Data under study:
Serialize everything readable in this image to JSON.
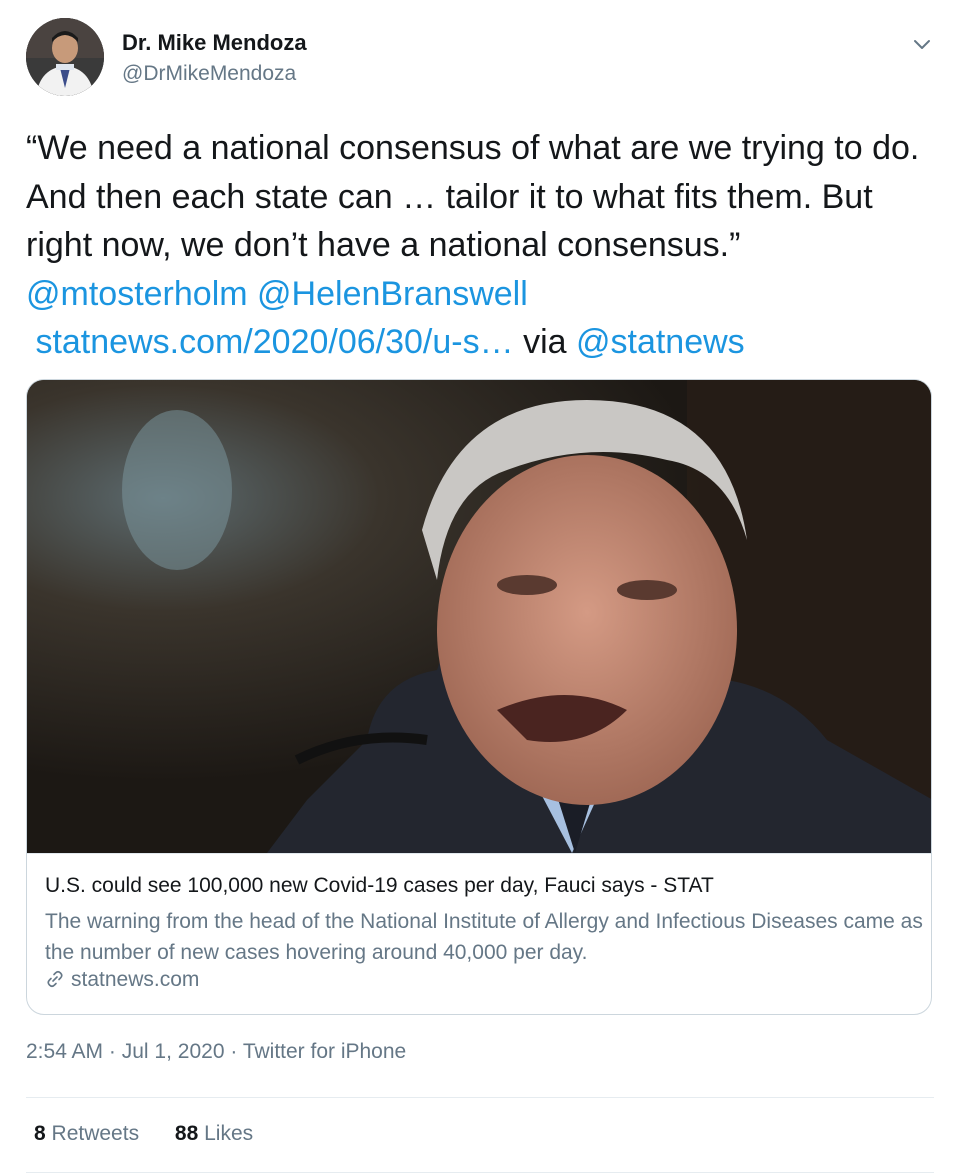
{
  "author": {
    "name": "Dr. Mike Mendoza",
    "handle": "@DrMikeMendoza"
  },
  "tweet": {
    "text_plain": "“We need a national consensus of what are we trying to do. And then each state can … tailor it to what fits them. But right now, we don’t have a national consensus.” ",
    "mention_1": "@mtosterholm",
    "mention_2": "@HelenBranswell",
    "url": "statnews.com/2020/06/30/u-s…",
    "via_label": "via",
    "mention_3": "@statnews"
  },
  "card": {
    "title": "U.S. could see 100,000 new Covid-19 cases per day, Fauci says - STAT",
    "description": "The warning from the head of the National Institute of Allergy and Infectious Diseases came as the number of new cases hovering around 40,000 per day.",
    "domain": "statnews.com"
  },
  "meta": {
    "time": "2:54 AM",
    "date": "Jul 1, 2020",
    "source": "Twitter for iPhone",
    "separator": "·"
  },
  "stats": {
    "retweets_count": "8",
    "retweets_label": "Retweets",
    "likes_count": "88",
    "likes_label": "Likes"
  },
  "colors": {
    "link": "#1b95e0",
    "secondary_text": "#657786",
    "primary_text": "#14171a"
  },
  "icons": {
    "caret": "chevron-down-icon",
    "card_link": "link-icon"
  }
}
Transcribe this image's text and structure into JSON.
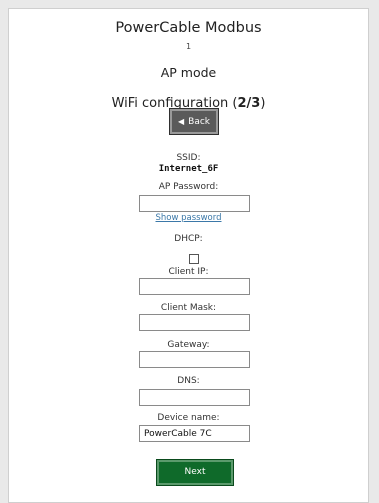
{
  "header": {
    "title": "PowerCable Modbus",
    "device_number": "1",
    "mode": "AP mode",
    "wifi_prefix": "WiFi configuration (",
    "wifi_step": "2/3",
    "wifi_suffix": ")"
  },
  "back_button": {
    "label": "Back",
    "icon": "triangle-left-icon"
  },
  "ssid": {
    "label": "SSID:",
    "value": "Internet_6F"
  },
  "ap_password": {
    "label": "AP Password:",
    "value": ""
  },
  "show_password": "Show password",
  "dhcp": {
    "label": "DHCP:",
    "checked": false
  },
  "client_ip": {
    "label": "Client IP:",
    "value": ""
  },
  "client_mask": {
    "label": "Client Mask:",
    "value": ""
  },
  "gateway": {
    "label": "Gateway:",
    "value": ""
  },
  "dns": {
    "label": "DNS:",
    "value": ""
  },
  "device_name": {
    "label": "Device name:",
    "value": "PowerCable 7C"
  },
  "next_button": {
    "label": "Next"
  },
  "colors": {
    "back_button": "#5a5a5a",
    "next_button": "#0f6a2a",
    "link": "#3b78a8"
  }
}
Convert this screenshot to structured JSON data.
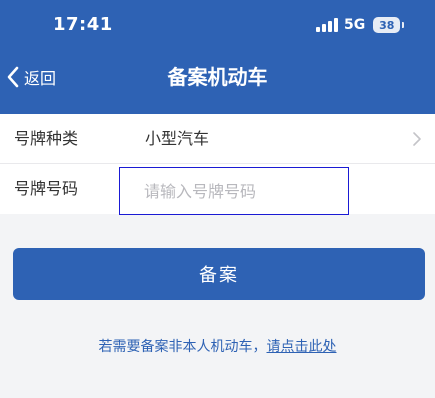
{
  "status_bar": {
    "time": "17:41",
    "network": "5G",
    "battery": "38"
  },
  "nav": {
    "back_label": "返回",
    "title": "备案机动车"
  },
  "form": {
    "plate_type": {
      "label": "号牌种类",
      "value": "小型汽车"
    },
    "plate_number": {
      "label": "号牌号码",
      "placeholder": "请输入号牌号码"
    }
  },
  "submit_label": "备案",
  "hint": {
    "text": "若需要备案非本人机动车，",
    "link": "请点击此处"
  },
  "colors": {
    "primary": "#2e62b4",
    "focus_border": "#1a1ad4",
    "background": "#f3f4f6"
  },
  "icons": {
    "back": "chevron-left-icon",
    "row_arrow": "chevron-right-icon",
    "signal": "signal-icon",
    "battery": "battery-icon"
  }
}
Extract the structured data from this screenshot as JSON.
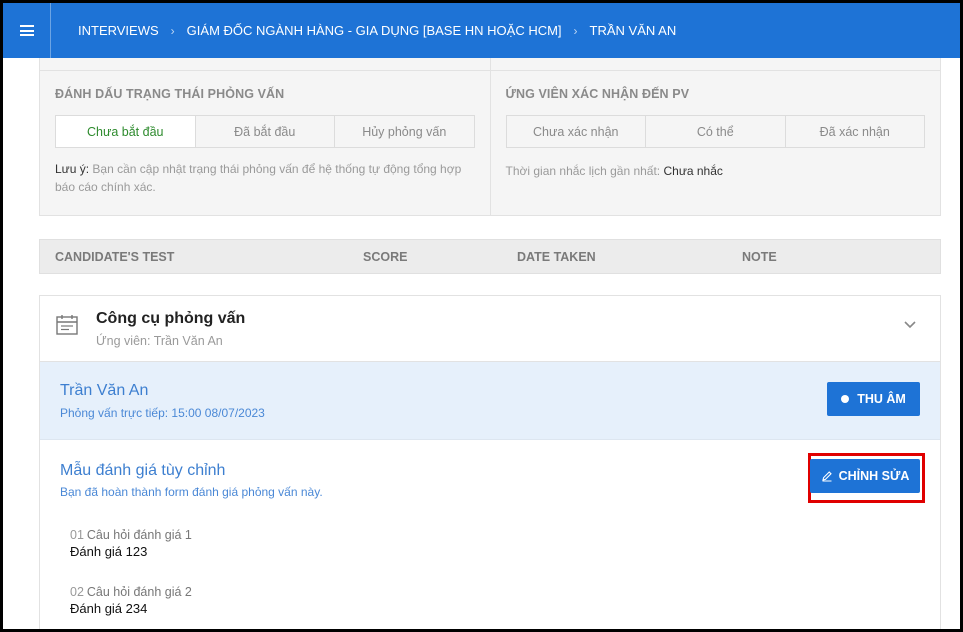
{
  "header": {
    "breadcrumbs": [
      "INTERVIEWS",
      "GIÁM ĐỐC NGÀNH HÀNG - GIA DỤNG [BASE HN HOẶC HCM]",
      "TRẦN VĂN AN"
    ]
  },
  "status": {
    "interview": {
      "title": "ĐÁNH DẤU TRẠNG THÁI PHỎNG VẤN",
      "options": [
        "Chưa bắt đầu",
        "Đã bắt đầu",
        "Hủy phỏng vấn"
      ],
      "selected": "Chưa bắt đầu",
      "note_key": "Lưu ý:",
      "note_text": "Bạn cần cập nhật trạng thái phỏng vấn để hệ thống tự động tổng hợp báo cáo chính xác."
    },
    "confirm": {
      "title": "ỨNG VIÊN XÁC NHẬN ĐẾN PV",
      "options": [
        "Chưa xác nhận",
        "Có thể",
        "Đã xác nhận"
      ],
      "reminder_label": "Thời gian nhắc lịch gần nhất:",
      "reminder_value": "Chưa nhắc"
    }
  },
  "test_table": {
    "columns": [
      "CANDIDATE'S TEST",
      "SCORE",
      "DATE TAKEN",
      "NOTE"
    ]
  },
  "tools": {
    "title": "Công cụ phỏng vấn",
    "subtitle": "Ứng viên: Trần Văn An",
    "candidate": {
      "name": "Trần Văn An",
      "info": "Phỏng vấn trực tiếp: 15:00 08/07/2023",
      "record_label": "THU ÂM"
    },
    "evaluation": {
      "title": "Mẫu đánh giá tùy chỉnh",
      "subtitle": "Bạn đã hoàn thành form đánh giá phỏng vấn này.",
      "edit_label": "CHỈNH SỬA",
      "questions": [
        {
          "num": "01",
          "label": "Câu hỏi đánh giá 1",
          "answer": "Đánh giá 123"
        },
        {
          "num": "02",
          "label": "Câu hỏi đánh giá 2",
          "answer": "Đánh giá 234"
        }
      ]
    }
  },
  "colors": {
    "primary": "#1e73d6",
    "active_status": "#2e8b2e",
    "highlight": "#e00000"
  },
  "icons": [
    "menu-icon",
    "chevron-right-icon",
    "calendar-icon",
    "chevron-down-icon",
    "record-dot-icon",
    "pencil-icon"
  ]
}
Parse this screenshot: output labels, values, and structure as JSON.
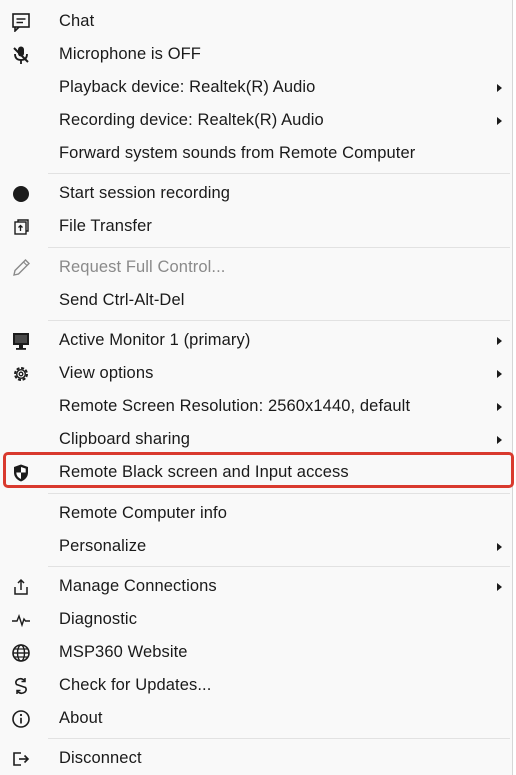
{
  "menu": {
    "items": [
      {
        "label": "Chat",
        "icon": "chat-icon"
      },
      {
        "label": "Microphone is OFF",
        "icon": "microphone-off-icon"
      },
      {
        "label": "Playback device: Realtek(R) Audio",
        "submenu": true
      },
      {
        "label": "Recording device: Realtek(R) Audio",
        "submenu": true
      },
      {
        "label": "Forward system sounds from Remote Computer"
      },
      {
        "label": "Start session recording",
        "icon": "record-icon"
      },
      {
        "label": "File Transfer",
        "icon": "file-transfer-icon"
      },
      {
        "label": "Request Full Control...",
        "icon": "pencil-icon",
        "disabled": true
      },
      {
        "label": "Send Ctrl-Alt-Del"
      },
      {
        "label": "Active Monitor 1 (primary)",
        "icon": "monitor-icon",
        "submenu": true
      },
      {
        "label": "View options",
        "icon": "gear-icon",
        "submenu": true
      },
      {
        "label": "Remote Screen Resolution: 2560x1440, default",
        "submenu": true
      },
      {
        "label": "Clipboard sharing",
        "submenu": true
      },
      {
        "label": "Remote Black screen and Input access",
        "icon": "shield-icon",
        "highlighted": true
      },
      {
        "label": "Remote Computer info"
      },
      {
        "label": "Personalize",
        "submenu": true
      },
      {
        "label": "Manage Connections",
        "icon": "connections-icon",
        "submenu": true
      },
      {
        "label": "Diagnostic",
        "icon": "pulse-icon"
      },
      {
        "label": "MSP360 Website",
        "icon": "globe-icon"
      },
      {
        "label": "Check for Updates...",
        "icon": "update-icon"
      },
      {
        "label": "About",
        "icon": "info-icon"
      },
      {
        "label": "Disconnect",
        "icon": "disconnect-icon"
      }
    ]
  },
  "colors": {
    "highlight_border": "#d93a2e",
    "disabled_text": "#8a8a8a",
    "menu_background": "#f9f9f9"
  }
}
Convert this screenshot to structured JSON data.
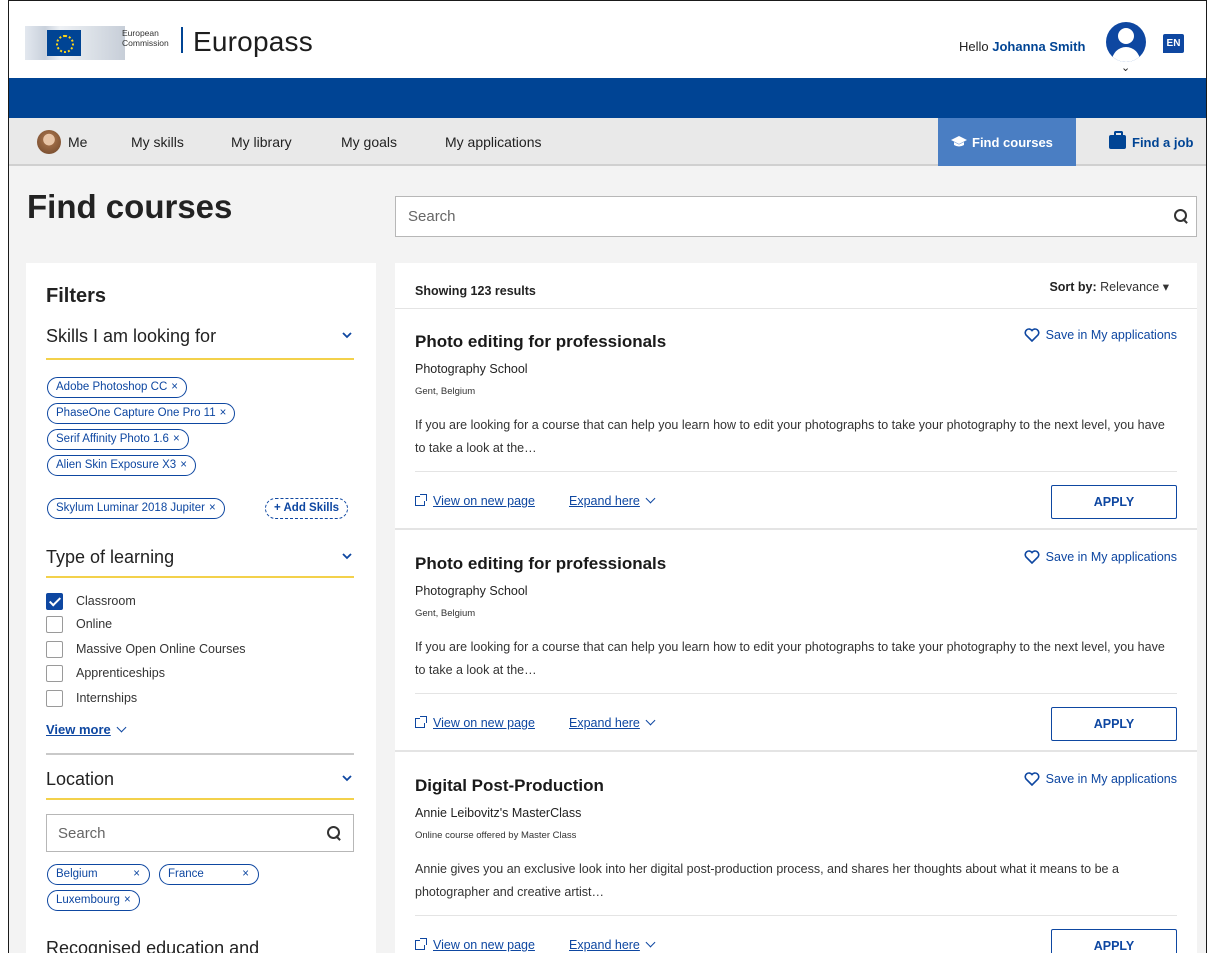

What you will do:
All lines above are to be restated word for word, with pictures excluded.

Your response:
Serialize everything readable in this image to JSON.
{
  "author": {
    "name": "Dr. Mike Mendoza",
    "handle": "@DrMikeMendoza"
  },
  "tweet": {
    "text_plain": "“We need a national consensus of what are we trying to do. And then each state can … tailor it to what fits them. But right now, we don’t have a national consensus.” ",
    "mention_1": "@mtosterholm",
    "mention_2": "@HelenBranswell",
    "url": "statnews.com/2020/06/30/u-s…",
    "via_label": "via",
    "mention_3": "@statnews"
  },
  "card": {
    "title": "U.S. could see 100,000 new Covid-19 cases per day, Fauci says - STAT",
    "description": "The warning from the head of the National Institute of Allergy and Infectious Diseases came as the number of new cases hovering around 40,000 per day.",
    "domain": "statnews.com"
  },
  "meta": {
    "time": "2:54 AM",
    "date": "Jul 1, 2020",
    "source": "Twitter for iPhone",
    "separator": "·"
  },
  "stats": {
    "retweets_count": "8",
    "retweets_label": "Retweets",
    "likes_count": "88",
    "likes_label": "Likes"
  },
  "colors": {
    "link": "#1b95e0",
    "secondary_text": "#657786",
    "primary_text": "#14171a"
  },
  "icons": {
    "caret": "chevron-down-icon",
    "card_link": "link-icon"
  }
}
Transcribe this image's text and structure into JSON.
{
  "header": {
    "title": "PowerCable Modbus",
    "device_number": "1",
    "mode": "AP mode",
    "wifi_prefix": "WiFi configuration (",
    "wifi_step": "2/3",
    "wifi_suffix": ")"
  },
  "back_button": {
    "label": "Back",
    "icon": "triangle-left-icon"
  },
  "ssid": {
    "label": "SSID:",
    "value": "Internet_6F"
  },
  "ap_password": {
    "label": "AP Password:",
    "value": ""
  },
  "show_password": "Show password",
  "dhcp": {
    "label": "DHCP:",
    "checked": false
  },
  "client_ip": {
    "label": "Client IP:",
    "value": ""
  },
  "client_mask": {
    "label": "Client Mask:",
    "value": ""
  },
  "gateway": {
    "label": "Gateway:",
    "value": ""
  },
  "dns": {
    "label": "DNS:",
    "value": ""
  },
  "device_name": {
    "label": "Device name:",
    "value": "PowerCable 7C"
  },
  "next_button": {
    "label": "Next"
  },
  "colors": {
    "back_button": "#5a5a5a",
    "next_button": "#0f6a2a",
    "link": "#3b78a8"
  }
}
Convert this screenshot to structured JSON data.
{
  "status_bar": {
    "time": "17:41",
    "network": "5G",
    "battery": "38"
  },
  "nav": {
    "back_label": "返回",
    "title": "备案机动车"
  },
  "form": {
    "plate_type": {
      "label": "号牌种类",
      "value": "小型汽车"
    },
    "plate_number": {
      "label": "号牌号码",
      "placeholder": "请输入号牌号码"
    }
  },
  "submit_label": "备案",
  "hint": {
    "text": "若需要备案非本人机动车，",
    "link": "请点击此处"
  },
  "colors": {
    "primary": "#2e62b4",
    "focus_border": "#1a1ad4",
    "background": "#f3f4f6"
  },
  "icons": {
    "back": "chevron-left-icon",
    "row_arrow": "chevron-right-icon",
    "signal": "signal-icon",
    "battery": "battery-icon"
  }
}
Extract the structured data from this screenshot as JSON.
{
  "header": {
    "breadcrumbs": [
      "INTERVIEWS",
      "GIÁM ĐỐC NGÀNH HÀNG - GIA DỤNG [BASE HN HOẶC HCM]",
      "TRẦN VĂN AN"
    ]
  },
  "status": {
    "interview": {
      "title": "ĐÁNH DẤU TRẠNG THÁI PHỎNG VẤN",
      "options": [
        "Chưa bắt đầu",
        "Đã bắt đầu",
        "Hủy phỏng vấn"
      ],
      "selected": "Chưa bắt đầu",
      "note_key": "Lưu ý:",
      "note_text": "Bạn cần cập nhật trạng thái phỏng vấn để hệ thống tự động tổng hợp báo cáo chính xác."
    },
    "confirm": {
      "title": "ỨNG VIÊN XÁC NHẬN ĐẾN PV",
      "options": [
        "Chưa xác nhận",
        "Có thể",
        "Đã xác nhận"
      ],
      "reminder_label": "Thời gian nhắc lịch gần nhất:",
      "reminder_value": "Chưa nhắc"
    }
  },
  "test_table": {
    "columns": [
      "CANDIDATE'S TEST",
      "SCORE",
      "DATE TAKEN",
      "NOTE"
    ]
  },
  "tools": {
    "title": "Công cụ phỏng vấn",
    "subtitle": "Ứng viên: Trần Văn An",
    "candidate": {
      "name": "Trần Văn An",
      "info": "Phỏng vấn trực tiếp: 15:00 08/07/2023",
      "record_label": "THU ÂM"
    },
    "evaluation": {
      "title": "Mẫu đánh giá tùy chỉnh",
      "subtitle": "Bạn đã hoàn thành form đánh giá phỏng vấn này.",
      "edit_label": "CHỈNH SỬA",
      "questions": [
        {
          "num": "01",
          "label": "Câu hỏi đánh giá 1",
          "answer": "Đánh giá 123"
        },
        {
          "num": "02",
          "label": "Câu hỏi đánh giá 2",
          "answer": "Đánh giá 234"
        }
      ]
    }
  },
  "colors": {
    "primary": "#1e73d6",
    "active_status": "#2e8b2e",
    "highlight": "#e00000"
  },
  "icons": [
    "menu-icon",
    "chevron-right-icon",
    "calendar-icon",
    "chevron-down-icon",
    "record-dot-icon",
    "pencil-icon"
  ]
}
Parse this screenshot: output labels, values, and structure as JSON.
{
  "menu": {
    "items": [
      {
        "label": "Chat",
        "icon": "chat-icon"
      },
      {
        "label": "Microphone is OFF",
        "icon": "microphone-off-icon"
      },
      {
        "label": "Playback device: Realtek(R) Audio",
        "submenu": true
      },
      {
        "label": "Recording device: Realtek(R) Audio",
        "submenu": true
      },
      {
        "label": "Forward system sounds from Remote Computer"
      },
      {
        "label": "Start session recording",
        "icon": "record-icon"
      },
      {
        "label": "File Transfer",
        "icon": "file-transfer-icon"
      },
      {
        "label": "Request Full Control...",
        "icon": "pencil-icon",
        "disabled": true
      },
      {
        "label": "Send Ctrl-Alt-Del"
      },
      {
        "label": "Active Monitor 1 (primary)",
        "icon": "monitor-icon",
        "submenu": true
      },
      {
        "label": "View options",
        "icon": "gear-icon",
        "submenu": true
      },
      {
        "label": "Remote Screen Resolution: 2560x1440, default",
        "submenu": true
      },
      {
        "label": "Clipboard sharing",
        "submenu": true
      },
      {
        "label": "Remote Black screen and Input access",
        "icon": "shield-icon",
        "highlighted": true
      },
      {
        "label": "Remote Computer info"
      },
      {
        "label": "Personalize",
        "submenu": true
      },
      {
        "label": "Manage Connections",
        "icon": "connections-icon",
        "submenu": true
      },
      {
        "label": "Diagnostic",
        "icon": "pulse-icon"
      },
      {
        "label": "MSP360 Website",
        "icon": "globe-icon"
      },
      {
        "label": "Check for Updates...",
        "icon": "update-icon"
      },
      {
        "label": "About",
        "icon": "info-icon"
      },
      {
        "label": "Disconnect",
        "icon": "disconnect-icon"
      }
    ]
  },
  "colors": {
    "highlight_border": "#d93a2e",
    "disabled_text": "#8a8a8a",
    "menu_background": "#f9f9f9"
  }
}
Convert this screenshot to structured JSON data.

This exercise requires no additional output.